Allied Command

The number of officer stands allotted and their die count is critical to an army. This is an area to experiment with. The tables are quite generous with command stands in order to encourage gamers new to the game, but experienced gamers, and a GM wishing to pose new challenges to his commanders may limit their number, perhaps lowering either or both sides by 25-33% of their command stands. Alternatively, curving the quality of commanders, or simply assigning their “personality” rather than rolling for it, is another excellent way to affect army performance in order to match historical peculiarities of a given battle, or a particular, fictional, scenario.


As with MANY other game designs, the quality ratings of the combat units, and the force ratios of the two sides may be used to craft a good game. This is standard fare, and needs little elaboration here, but Die Fighting has two other means of battle crafting to consider. One is the use of the Black Dice Rules found in the file section to lower the performance of certain units prior to battle. The other is simply an arbitrary bonus of extra resource dice to one side or the other, or, conversely, and arbitrary deduction of resource dice. This should have some narrative explanation-such as logistical problems, discontent in the troops, disease, etc.

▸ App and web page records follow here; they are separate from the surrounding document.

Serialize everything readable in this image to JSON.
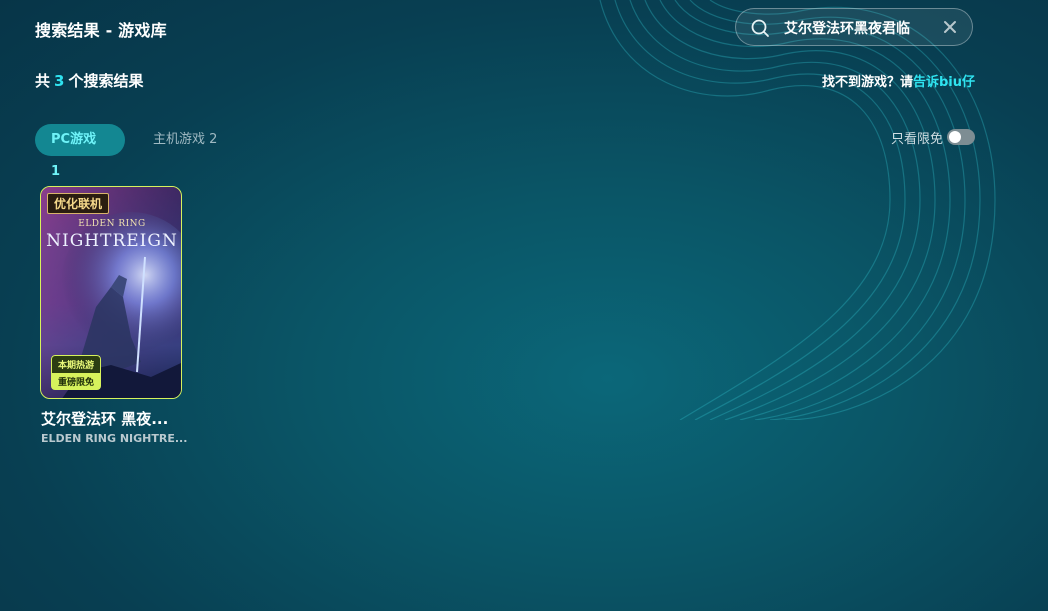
{
  "header": {
    "title": "搜索结果 - 游戏库"
  },
  "search": {
    "value": "艾尔登法环黑夜君临"
  },
  "results": {
    "prefix": "共",
    "count": "3",
    "suffix": "个搜索结果",
    "help_prefix": "找不到游戏？请",
    "help_link": "告诉biu仔"
  },
  "tabs": [
    {
      "label": "PC游戏 1",
      "active": true
    },
    {
      "label": "主机游戏 2",
      "active": false
    }
  ],
  "filter": {
    "free_only_label": "只看限免",
    "free_only_on": false
  },
  "games": [
    {
      "name": "艾尔登法环 黑夜...",
      "subtitle": "ELDEN RING NIGHTRE...",
      "badge_top": "优化联机",
      "cover_line1": "ELDEN RING",
      "cover_line2": "NIGHTREIGN",
      "tag_hot": "本期热游",
      "tag_free": "重磅限免"
    }
  ],
  "colors": {
    "accent": "#2fe3f0",
    "card_border": "#d7f25c",
    "tab_active_bg": "#138792"
  },
  "icons": {
    "search": "search-icon",
    "clear": "close-icon"
  }
}
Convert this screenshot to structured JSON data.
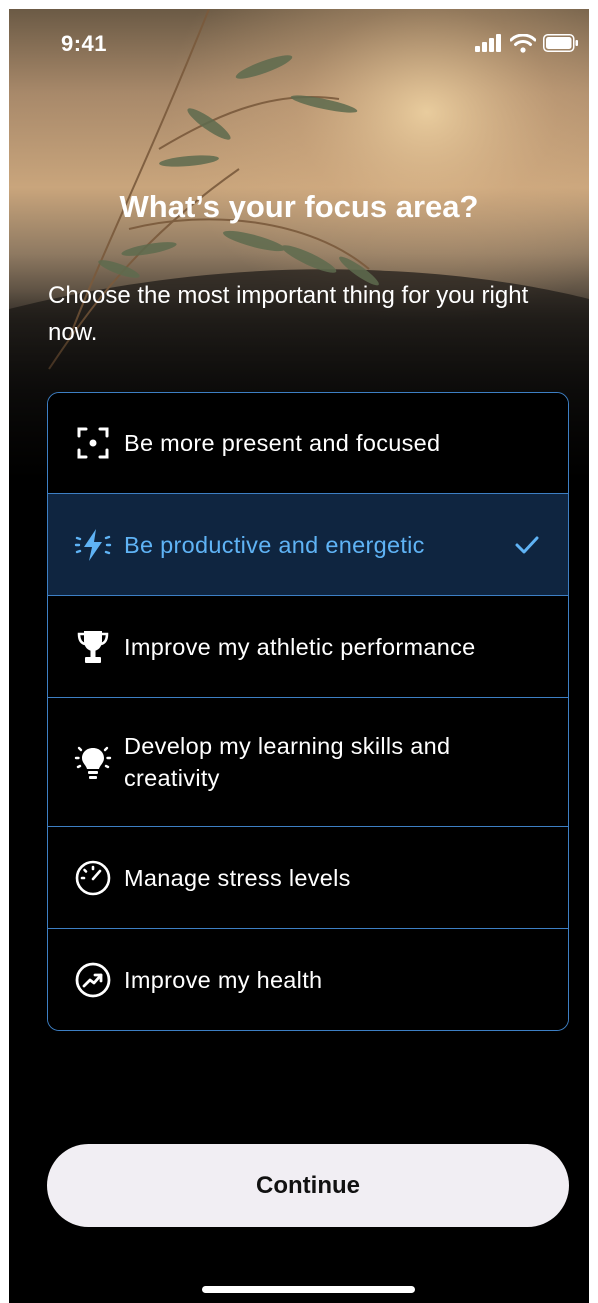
{
  "status_bar": {
    "time": "9:41",
    "icons": [
      "cellular-signal-icon",
      "wifi-icon",
      "battery-icon"
    ]
  },
  "header": {
    "title": "What’s your focus area?",
    "subtitle": "Choose the most important thing for you right now."
  },
  "options": [
    {
      "label": "Be more present and focused",
      "icon": "focus-frame-icon",
      "selected": false
    },
    {
      "label": "Be productive and energetic",
      "icon": "lightning-bolt-icon",
      "selected": true
    },
    {
      "label": "Improve my athletic performance",
      "icon": "trophy-icon",
      "selected": false
    },
    {
      "label": "Develop my learning skills and creativity",
      "icon": "lightbulb-icon",
      "selected": false
    },
    {
      "label": "Manage stress levels",
      "icon": "gauge-icon",
      "selected": false
    },
    {
      "label": "Improve my health",
      "icon": "trending-up-icon",
      "selected": false
    }
  ],
  "colors": {
    "accent": "#5fb3f5",
    "border": "#3d7fc4",
    "selected_bg": "#0f2540",
    "button_bg": "#f1eef3"
  },
  "continue_button": {
    "label": "Continue"
  }
}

Now that's dice!

So you can see there are a myriad ways to mold, shape, and craft a battle or scenario to enhance the experience of the gamers and make it more fun for all concerned. DO NOT HESITATE TO EXPERIMENT WITH THESE TOOLS, AND INVENT OTHERS OF YOU OWN!

Good Wargaming!